Amazon.com Inc. (NASDAQ:AMZN) shares showed unusual weakness over the past few days after reporting disappointing guidance going forward. Shares peaked at above $400 Thursday before tumbling Friday and Monday. Today, it’s trading at just under $350/share.
When the company reported earnings, it released the kind of numbers that investors have come to expect. Sales grew significantly — up 20.2 percent — but profits were virtually nonexistent, coming in at just $251 million for a company valued at $160 billion. There has been an ongoing debate regarding Amazon’s valuation. On the one hand, the company is the dominant e-commerce force throughout much of the western world. This is great news for investors as e-commerce itself is a rapidly growing sector of the economy. The trend has been so strong that it actually grew during the financial crisis back in 2008.
More generally, Amazon is one of the few major retailers that is growing its sales rapidly and consistently.

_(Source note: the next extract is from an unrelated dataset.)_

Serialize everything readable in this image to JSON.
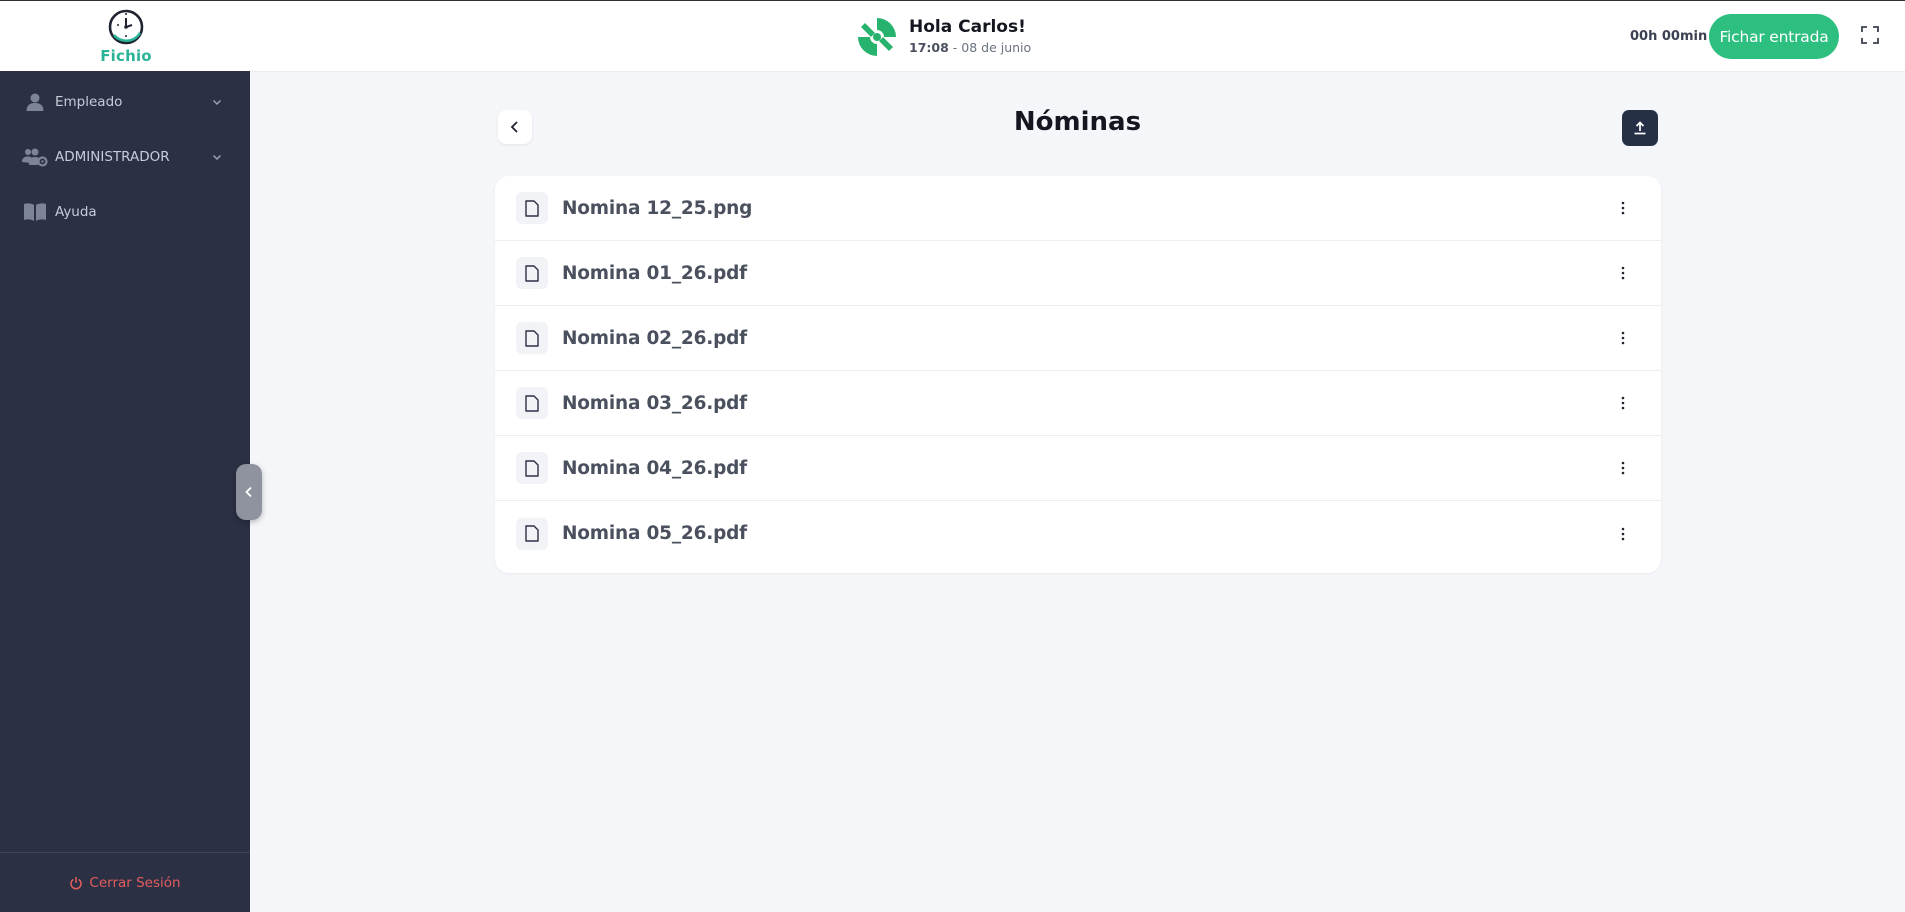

In order to find similar growth among retailers, one has to look for niche retailers such as Michael Kors (NYSE:KORS) or Chipotle Mexican Grill (NYSE:CMG). This makes Amazon a one-of-a-kind investment opportunity.
But in order to retain its dominance and grow its sales at such a rapid pace (31.2 percent compounded annually for the past five years), the company has had to forego profits in order to develop its massive infrastructure. Despite its $160 billion valuation, the company has earned just $3 billion over the past five years. While short-sellers have used this observation to justify their position, the stock has climbed ever higher. Shares are up 590 percent over the past 10 years versus the S&P 500, which is up just 53 percent.
Ultimately, I think that both sides are right to a certain extent. Amazon may not have increased its earnings in-line with its share price, but it has certainly increased its potential earnings power. Furthermore, few companies are positioned to increase their earnings power in the way that Amazon is. Amazon is the dominant player in a rapidly growing market that is relatively immune to the boom-bust cycle in the economy. It only trades at 2.1-times sales, and these sales figures are rapidly growing despite economic weakness.
At the same time, the shares have run too far, too fast, and the decline that began last week is needed in order to quell enthusiasm for the stock. Furthermore, even if the company is increasing its earnings power, the extent of this earnings power is uncertain. When will Amazon’s infrastructure expenses decrease relative to operating cash flow so that we can begin to see some of this operating cash flow drop down to the bottom line? What will the company’s net profit margins look like? Furthermore, once a point of profitability is reached, it is likely that the company’s growth will have slowed. We are already seeing signs of this. What sort of multiple will Amazon’s sales or profits merit if growth is just 15 percent or even 10 percent?
Ultimately, Amazon is an excellent business, and one that I believe is worth owning. But there is so much uncertainty regarding the company’s future profitability that may not be priced into the market, which is still fairly euphoric despite a rapid $50/share decline in the past few days. Therefore, I would wait before buying until we see lower prices.